How Safe is Our Food?

I found out my food was dangerous through things like expository documentaries or conversations with friends–and later by social media. Those sources taught me that huge corporate farms were poisoning not only me, but the entire environment as well. GMOs, pesticides, herbicides, fertilizers. Genetics and chemicals. It was all so clear and easy that I didn’t need experts. But then I got a call to work on project.

The film is KNOW GMO, and the web series is called LEARN GMO. At first I don’t feel like I’m right for it. I’m an open-minded optimist, but I’m also a highly skeptical person. Nick says.“This is a skeptical film.” Nick says.“I’m a hippy. My Dad’s the ag guy. I don’t want an expository doc that presents conclusion I’ started with. I want to do a reflexive documentary–where the film is me finding out how things actually are.”

Okay. So that’s interesting. I love learning. And to me, Devil’s Advocacy is a critical part of knowing anything. We must be willing to challenge our beliefs to ensure they’re true. If Nick’s open to me joining him in exposing scientific falsehoods, then the project does seem to suit me. I sign on with that proviso and I was rewarded with the same huge and fascinating education that Nick received, and that you will receive by seeing what we saw.

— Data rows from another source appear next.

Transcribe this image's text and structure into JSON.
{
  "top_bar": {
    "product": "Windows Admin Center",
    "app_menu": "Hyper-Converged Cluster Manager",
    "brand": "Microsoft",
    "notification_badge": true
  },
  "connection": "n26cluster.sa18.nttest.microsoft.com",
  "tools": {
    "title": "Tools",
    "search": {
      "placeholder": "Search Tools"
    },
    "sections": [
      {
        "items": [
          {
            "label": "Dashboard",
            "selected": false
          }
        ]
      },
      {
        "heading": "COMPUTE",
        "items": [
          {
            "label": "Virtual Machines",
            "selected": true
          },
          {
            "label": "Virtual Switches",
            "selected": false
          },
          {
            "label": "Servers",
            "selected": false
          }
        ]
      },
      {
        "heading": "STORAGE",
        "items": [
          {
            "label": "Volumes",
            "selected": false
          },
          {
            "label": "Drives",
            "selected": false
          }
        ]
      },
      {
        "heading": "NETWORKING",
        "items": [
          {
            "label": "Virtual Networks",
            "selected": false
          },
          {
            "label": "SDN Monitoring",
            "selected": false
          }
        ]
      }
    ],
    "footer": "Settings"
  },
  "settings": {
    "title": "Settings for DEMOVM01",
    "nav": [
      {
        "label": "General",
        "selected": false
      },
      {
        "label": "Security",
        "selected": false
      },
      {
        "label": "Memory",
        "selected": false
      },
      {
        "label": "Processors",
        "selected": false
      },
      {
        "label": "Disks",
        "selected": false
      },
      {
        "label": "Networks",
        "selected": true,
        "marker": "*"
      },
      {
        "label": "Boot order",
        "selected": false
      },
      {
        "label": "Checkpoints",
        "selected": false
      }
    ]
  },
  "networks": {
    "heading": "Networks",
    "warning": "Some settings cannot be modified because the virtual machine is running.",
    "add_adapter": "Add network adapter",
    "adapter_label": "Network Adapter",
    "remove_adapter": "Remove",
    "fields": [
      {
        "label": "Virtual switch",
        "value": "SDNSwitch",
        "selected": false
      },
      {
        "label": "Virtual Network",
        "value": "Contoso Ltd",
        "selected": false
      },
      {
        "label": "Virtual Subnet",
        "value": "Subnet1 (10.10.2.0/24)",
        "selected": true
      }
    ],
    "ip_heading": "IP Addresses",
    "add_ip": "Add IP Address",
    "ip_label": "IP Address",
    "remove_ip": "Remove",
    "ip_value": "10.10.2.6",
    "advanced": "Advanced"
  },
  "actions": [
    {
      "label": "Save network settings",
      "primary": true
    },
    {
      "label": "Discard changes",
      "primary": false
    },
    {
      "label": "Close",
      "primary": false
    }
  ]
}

First off, a ton of what I/you/they believe(d) isn’t true. Far from frightening, what I learned was fascinating, exciting and inspiring. A huge number of highly trained agriculturists, researchers, and sophisticated PhDs have cooperated with actual farmers all over the world. While we’ve been debating, together they have solved a lot of the challenges that me and my environmentally conscious, health-focused friends care about. But there is still a big problem.

Pessimism is an indulgence. Despair is an insult to the imagination. Wade Davis.I also learned that I had joined my good friends with our genuinely good intentions, and we were all unknowingly paving a road to hell for people in the Third World, and for no good reason. Mistaking our good intentions for good information, we were often fighting against the exact solutions we were seeking. Worse, I learned we’ve been passing that uninformed negativity on to the next generation.

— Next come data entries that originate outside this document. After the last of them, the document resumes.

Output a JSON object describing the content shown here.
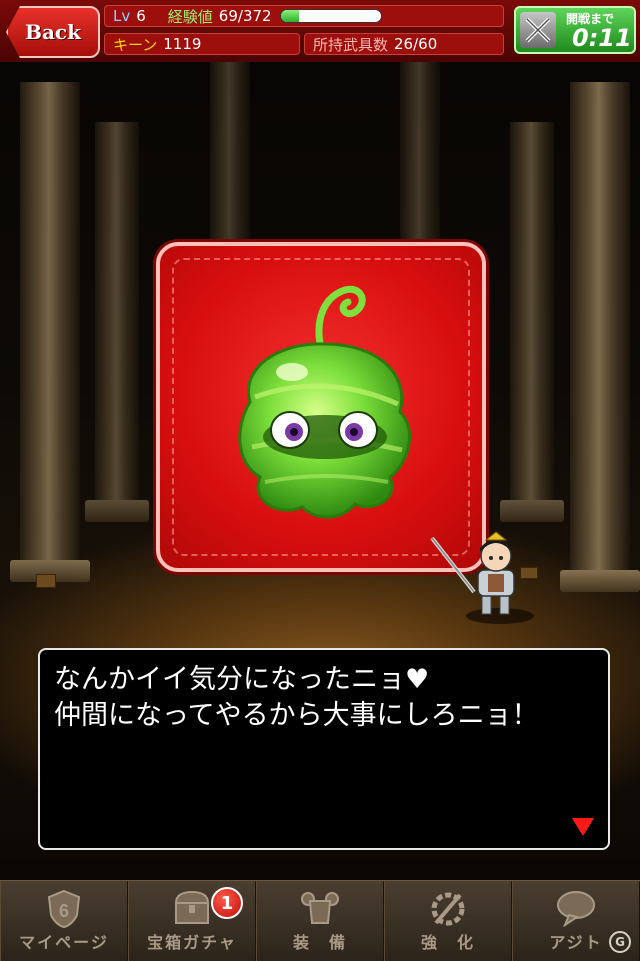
{
  "header": {
    "back_label": "Back",
    "level_label": "Lv",
    "level_value": "6",
    "exp_label": "経験値",
    "exp_value": "69/372",
    "exp_progress": 0.185,
    "currency_label": "キーン",
    "currency_value": "1119",
    "weapons_label": "所持武具数",
    "weapons_value": "26/60",
    "timer_label": "開戦まで",
    "timer_value": "0:11"
  },
  "dialog": {
    "lines": [
      "なんかイイ気分になったニョ♥",
      "仲間になってやるから大事にしろニョ！"
    ]
  },
  "nav": {
    "items": [
      {
        "label": "マイページ",
        "icon": "mypage-shield-icon"
      },
      {
        "label": "宝箱ガチャ",
        "icon": "treasure-chest-icon",
        "badge": "1"
      },
      {
        "label": "装　備",
        "icon": "armor-icon"
      },
      {
        "label": "強　化",
        "icon": "enhance-icon"
      },
      {
        "label": "アジト",
        "icon": "speech-bubble-icon"
      }
    ]
  },
  "colors": {
    "card_red": "#d80e0e",
    "slime_green": "#6fd63a",
    "dialog_arrow": "#ff1a1a",
    "timer_green": "#3ab836"
  }
}
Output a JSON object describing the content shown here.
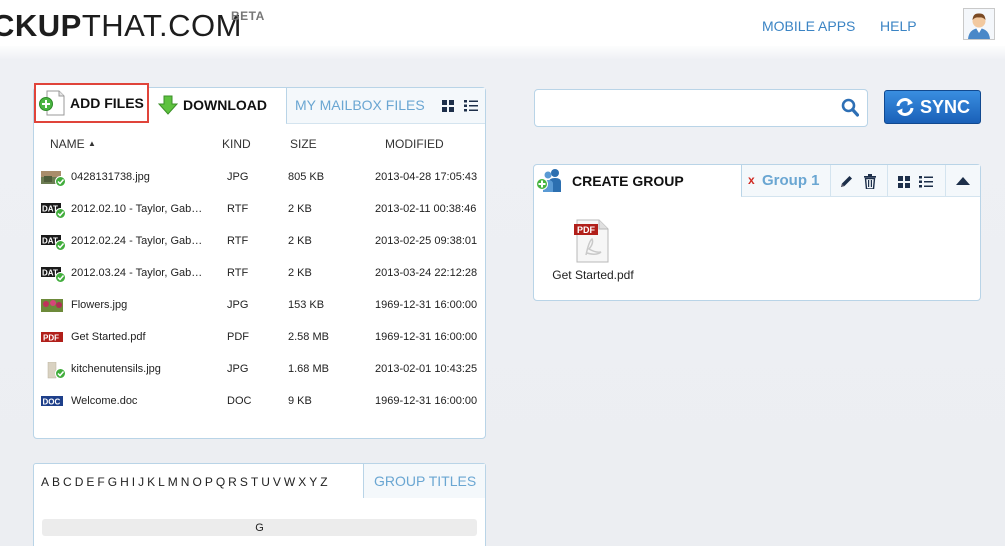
{
  "header": {
    "logo_bold": "CKUP",
    "logo_light": "THAT.COM",
    "beta": "BETA",
    "nav": [
      "MOBILE APPS",
      "HELP"
    ]
  },
  "files_panel": {
    "add_files": "ADD FILES",
    "download": "DOWNLOAD",
    "mailbox_tab": "MY MAILBOX FILES",
    "columns": {
      "name": "NAME",
      "kind": "KIND",
      "size": "SIZE",
      "modified": "MODIFIED"
    },
    "rows": [
      {
        "name": "0428131738.jpg",
        "kind": "JPG",
        "size": "805 KB",
        "modified": "2013-04-28 17:05:43",
        "icon": "image-file-icon"
      },
      {
        "name": "2012.02.10 - Taylor, Gab…",
        "kind": "RTF",
        "size": "2 KB",
        "modified": "2013-02-11 00:38:46",
        "icon": "dat-file-icon"
      },
      {
        "name": "2012.02.24 - Taylor, Gab…",
        "kind": "RTF",
        "size": "2 KB",
        "modified": "2013-02-25 09:38:01",
        "icon": "dat-file-icon"
      },
      {
        "name": "2012.03.24 - Taylor, Gab…",
        "kind": "RTF",
        "size": "2 KB",
        "modified": "2013-03-24 22:12:28",
        "icon": "dat-file-icon"
      },
      {
        "name": "Flowers.jpg",
        "kind": "JPG",
        "size": "153 KB",
        "modified": "1969-12-31 16:00:00",
        "icon": "image-file-icon"
      },
      {
        "name": "Get Started.pdf",
        "kind": "PDF",
        "size": "2.58 MB",
        "modified": "1969-12-31 16:00:00",
        "icon": "pdf-file-icon"
      },
      {
        "name": "kitchenutensils.jpg",
        "kind": "JPG",
        "size": "1.68 MB",
        "modified": "2013-02-01 10:43:25",
        "icon": "image-file-icon"
      },
      {
        "name": "Welcome.doc",
        "kind": "DOC",
        "size": "9 KB",
        "modified": "1969-12-31 16:00:00",
        "icon": "doc-file-icon"
      }
    ],
    "file_badges": {
      "dat": "DAT",
      "pdf": "PDF",
      "doc": "DOC"
    }
  },
  "alpha_panel": {
    "letters": [
      "A",
      "B",
      "C",
      "D",
      "E",
      "F",
      "G",
      "H",
      "I",
      "J",
      "K",
      "L",
      "M",
      "N",
      "O",
      "P",
      "Q",
      "R",
      "S",
      "T",
      "U",
      "V",
      "W",
      "X",
      "Y",
      "Z"
    ],
    "group_titles_tab": "GROUP TITLES",
    "section_header": "G"
  },
  "search": {
    "placeholder": ""
  },
  "sync_label": "SYNC",
  "group_panel": {
    "create_group": "CREATE GROUP",
    "close_x": "x",
    "group_name": "Group 1",
    "file_label": "Get Started.pdf",
    "pdf_badge": "PDF"
  },
  "colors": {
    "accent_blue": "#3b84c4",
    "tab_text": "#6aa6d2",
    "sync_blue": "#1a60b8",
    "highlight_red": "#e0443a"
  }
}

In Episode One Part 1, Nick learns that most of the kids have no interest in working on solutions for the future because they feel the current world is already ruined. That’s a terrifying thought. How would anything ever get solved if no one worked on it because they thought the problem unsolvable? That doesn’t leave a very bright future for Nick’s son or the rest of us.

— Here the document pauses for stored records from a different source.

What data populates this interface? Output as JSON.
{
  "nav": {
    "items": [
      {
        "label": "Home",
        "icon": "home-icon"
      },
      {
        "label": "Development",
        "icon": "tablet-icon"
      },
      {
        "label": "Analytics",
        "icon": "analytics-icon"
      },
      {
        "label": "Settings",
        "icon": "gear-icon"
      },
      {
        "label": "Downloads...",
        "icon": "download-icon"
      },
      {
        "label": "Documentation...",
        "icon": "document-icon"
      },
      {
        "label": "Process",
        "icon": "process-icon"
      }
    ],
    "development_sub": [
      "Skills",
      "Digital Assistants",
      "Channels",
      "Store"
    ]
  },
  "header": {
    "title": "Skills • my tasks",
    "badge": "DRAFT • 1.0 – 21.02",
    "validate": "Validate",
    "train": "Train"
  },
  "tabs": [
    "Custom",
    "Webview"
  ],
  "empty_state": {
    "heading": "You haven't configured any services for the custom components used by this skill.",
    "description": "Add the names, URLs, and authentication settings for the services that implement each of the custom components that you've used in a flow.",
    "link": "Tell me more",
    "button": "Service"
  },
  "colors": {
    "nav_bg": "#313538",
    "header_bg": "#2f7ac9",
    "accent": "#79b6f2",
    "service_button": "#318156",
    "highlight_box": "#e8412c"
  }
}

Rational optimism is at the heart of everything anyone does to make the world better. Smart, talented, experienced and caring people have worked long and hard and they have given us good reasons to be optimistic. While it started ominously, this can be a good news story as long as all of us get educated and do the right thing.

This project doesn’t shy away from difficult truths–and there are some. But if you’ll give it a chance, what it will do is take you on the journey we took. You don’t have to trust us. Give the series a watch. Because we show you how it all works, and it just keeps getting more amazing as we learn more. You’ll be amazed at where we end up because in making this, we really did find out something important that no one else has really noticed in agriculture before now.

Here’s Episode One Part 2. Enjoy:

LEARN GMO 1-2: Half empty or half full?

Check out Episode 1 Part 2 of LEARN GMO. We conclude this episode by talking to Peter H. Diamandis about baking more pies, going into a Junior High with Robert Saik to find out how the students feel about the state of the world, and take a peek at some past farming "technology".

Posted by LEARN GMO on Saturday, May 27, 2017

Click here to watch Episode 2